My father, Robert Milo Wallin (1923-1993) spent nearly all of his life thinking he was the oldest child in his family. But things aren’t always what they seem to be, particularly in genealogy.
Dad was born in Nebraska in 1923, in a hospital rather than at home—very unusual for that place and time. As the years went by, he was joined by Helen in 1926, Richard in 1927, and then little Janet in 1932.
From early childhood, a big part of Robert’s identity was his position as oldest child. He was a typical firstborn—responsible, mature, hardworking, serious—a liaison between the adults and the younger kids, trying to set a good example. (Those of you who are firstborn, as I am, know what I mean.) He went off to World War II, writing letters home to his parents and younger siblings—reassuring his parents and sisters and trying to keep his brother from ending up on the front lines like he was. (story here)
The years went by, until Dad was a businessman in his sixties, applying for a passport so he could attend a conference in London. Part of the process was obtaining a certified copy of his birth certificate—and when it arrived, there it was in black and white: “Number of children of this mother born alive and now living -1. Born alive but now dead -1.”
Dad then remembered hearing long-ago whispers among his aunts about a baby girl who died. And suddenly he understood the likely reason his mother went to a hospital when he was born (and a good thing, since he was a breach birth). Why hadn’t his older sister ever been talked about openly as he was growing up? Why wasn’t she remembered, and mourned? Probably because it wasn’t the Swedish way to “dwell on the past” or “stir up sad memories.” So, Dad let it lie, and now he is gone, too… Recently I decided it was time to find out more, if I could.
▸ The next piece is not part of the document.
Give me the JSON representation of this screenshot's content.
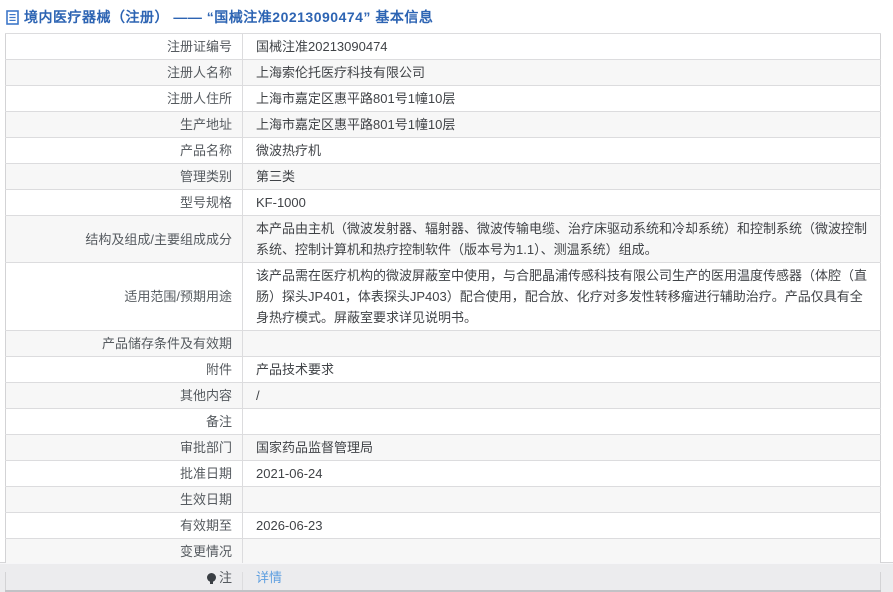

Although my father died many years ago, his youngest sister is still alive. I asked her what she knew about this mysterious child, and she said that she had heard whispers, too—but she had always been too hesitant to bring up the subject with her mother. She asked that I let her know what I found out. It seemed like I wasn’t the only one who wanted to know more.
Then I went to my favorite resource for vital records info (www.cdc.gov) and followed the instructions for obtaining old Nebraska birth and death records. No luck there, however. I was told that neither event was recorded—or if they were, the records are lost now.
I wish I could have discovered more about this little baby girl, who was my aunt. But this is one sad event from long ago that seems destined remain a mystery.
A few weeks after I wrote this, a generous findagrave.com volunteer named Kay Cynova traveled to Fridhem Lutheran Cemetery in Hordville, where I suspected the Wallins might be buried. (I had tried to contact the church with no success.) She found the graves of my great-grandparents, who were two of the charter members of that church—and nearby, in a second Wallin family plot, a small stone for Irene B. Wallin, 1921-1921. I feel quite certain this is the one, as my father remembered the name “Irene” being spoken in hushed tones by his aunts. At least now she has a name.